neutrophils ( N ) and n o mitochondria are visible. Granules (a) i n the
eosinophilic myelocyte ( E ) do not stain with OZI reagent while the
nuclear envelope ( e ) and dilated cisternae of RER ( r ) are reactive.
Note the variation in mitochondria1 steining ( m ) . x 11,000.
Michael A. Clark and G . Adolph Ackerman
10 OZI reaction product appears in the nuclear envelope, scattered
strands of RER ( r ) , mitochondria and Golgi complex ( 9 ) of three
1ymFhocytes ( L ) . In the developing monocyte ( M ) , extensive RER
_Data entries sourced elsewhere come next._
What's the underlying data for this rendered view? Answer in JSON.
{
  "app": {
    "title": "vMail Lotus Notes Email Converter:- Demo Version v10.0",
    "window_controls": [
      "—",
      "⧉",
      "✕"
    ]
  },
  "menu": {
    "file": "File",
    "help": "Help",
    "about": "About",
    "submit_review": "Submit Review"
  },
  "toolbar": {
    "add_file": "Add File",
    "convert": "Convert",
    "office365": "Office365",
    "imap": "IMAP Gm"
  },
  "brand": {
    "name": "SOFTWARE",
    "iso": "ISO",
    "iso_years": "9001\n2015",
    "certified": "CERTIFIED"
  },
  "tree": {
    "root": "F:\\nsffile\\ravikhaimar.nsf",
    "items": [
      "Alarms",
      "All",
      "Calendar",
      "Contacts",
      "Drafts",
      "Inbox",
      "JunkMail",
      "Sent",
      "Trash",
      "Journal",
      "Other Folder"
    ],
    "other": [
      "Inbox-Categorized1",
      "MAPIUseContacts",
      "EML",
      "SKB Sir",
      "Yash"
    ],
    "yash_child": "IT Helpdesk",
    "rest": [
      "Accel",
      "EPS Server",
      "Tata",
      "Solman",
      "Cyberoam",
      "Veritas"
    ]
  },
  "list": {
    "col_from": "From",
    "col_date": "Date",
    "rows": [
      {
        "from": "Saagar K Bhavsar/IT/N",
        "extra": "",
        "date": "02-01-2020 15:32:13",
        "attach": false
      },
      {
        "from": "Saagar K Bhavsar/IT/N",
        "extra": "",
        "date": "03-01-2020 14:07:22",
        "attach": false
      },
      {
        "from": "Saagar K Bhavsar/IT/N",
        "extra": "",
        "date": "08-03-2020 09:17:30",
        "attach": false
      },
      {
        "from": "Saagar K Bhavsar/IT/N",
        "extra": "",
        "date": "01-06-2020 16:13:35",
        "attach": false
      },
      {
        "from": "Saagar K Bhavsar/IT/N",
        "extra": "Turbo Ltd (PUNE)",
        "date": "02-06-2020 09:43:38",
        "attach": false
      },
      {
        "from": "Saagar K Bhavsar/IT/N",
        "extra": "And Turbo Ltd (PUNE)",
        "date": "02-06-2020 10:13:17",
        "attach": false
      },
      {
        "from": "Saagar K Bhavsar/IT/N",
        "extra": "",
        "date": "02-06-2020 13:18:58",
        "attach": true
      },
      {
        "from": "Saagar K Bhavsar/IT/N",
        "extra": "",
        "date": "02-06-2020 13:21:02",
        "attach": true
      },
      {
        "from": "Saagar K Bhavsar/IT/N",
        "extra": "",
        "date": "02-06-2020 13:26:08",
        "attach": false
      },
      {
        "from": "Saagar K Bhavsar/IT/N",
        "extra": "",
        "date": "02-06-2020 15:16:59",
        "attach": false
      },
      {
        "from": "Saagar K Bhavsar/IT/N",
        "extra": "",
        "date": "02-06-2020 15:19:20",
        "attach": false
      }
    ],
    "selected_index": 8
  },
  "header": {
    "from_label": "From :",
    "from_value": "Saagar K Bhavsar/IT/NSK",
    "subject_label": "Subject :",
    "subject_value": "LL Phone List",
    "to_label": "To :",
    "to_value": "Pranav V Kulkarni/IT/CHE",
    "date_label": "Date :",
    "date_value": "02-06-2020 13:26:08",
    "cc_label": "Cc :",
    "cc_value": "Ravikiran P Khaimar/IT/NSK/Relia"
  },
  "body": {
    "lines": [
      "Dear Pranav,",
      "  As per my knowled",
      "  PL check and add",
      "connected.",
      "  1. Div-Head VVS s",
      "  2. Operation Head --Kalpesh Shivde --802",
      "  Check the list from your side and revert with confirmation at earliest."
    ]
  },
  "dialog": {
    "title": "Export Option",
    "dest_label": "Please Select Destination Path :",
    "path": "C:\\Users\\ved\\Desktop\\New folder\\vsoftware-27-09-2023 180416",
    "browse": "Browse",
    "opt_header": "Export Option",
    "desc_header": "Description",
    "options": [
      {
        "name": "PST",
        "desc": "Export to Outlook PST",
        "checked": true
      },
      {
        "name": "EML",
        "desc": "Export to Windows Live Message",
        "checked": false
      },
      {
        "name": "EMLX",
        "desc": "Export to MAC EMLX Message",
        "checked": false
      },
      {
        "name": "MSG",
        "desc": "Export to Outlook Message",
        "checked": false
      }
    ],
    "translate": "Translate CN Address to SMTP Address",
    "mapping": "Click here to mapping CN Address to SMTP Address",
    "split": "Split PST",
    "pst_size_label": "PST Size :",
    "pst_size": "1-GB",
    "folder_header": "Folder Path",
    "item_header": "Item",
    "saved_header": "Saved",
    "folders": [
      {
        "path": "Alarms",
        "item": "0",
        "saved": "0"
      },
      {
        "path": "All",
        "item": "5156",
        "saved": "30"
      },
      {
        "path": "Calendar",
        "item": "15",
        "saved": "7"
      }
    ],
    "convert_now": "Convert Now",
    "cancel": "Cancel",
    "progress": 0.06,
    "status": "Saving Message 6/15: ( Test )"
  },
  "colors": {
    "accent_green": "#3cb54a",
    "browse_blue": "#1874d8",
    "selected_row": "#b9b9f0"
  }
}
( r ) , mitochondria and the nuclear envelope are displayed by the OZI
reaction but the cytoplasmic granules ( a ) do not stain. Note nonreactive developing granules (arrows) in the vicinity of the Golgi
complex ( g ) . x 8,800.
Reactivity is apparent in the RER ( r ) and mitochondria ( m ) of this
promyelocyte ( P ) , but absent from the nuclear envelope and granules
( a ) . In developing red blood cells ( R ) reactivity is seen in the nuclear envelope ( e ) , Golgi complex ( g ) and some mitochondria (m).
Note the mitotic figure at the lower left where reactivity is seen in
the remnants of the nuclear envelope ( e ) . In the nucleate red cell
a t the upper right it is of interest to note a non-reactive mitochondrion (m). x 7,300.
Michael A. Clark and G. Adolph Ackerman
Без категории
Размер файла
1 282 Кб
marrow, osmium, reactivity, iodide, human, zinc, bones, blood, cells
Пожаловаться на содержимое документа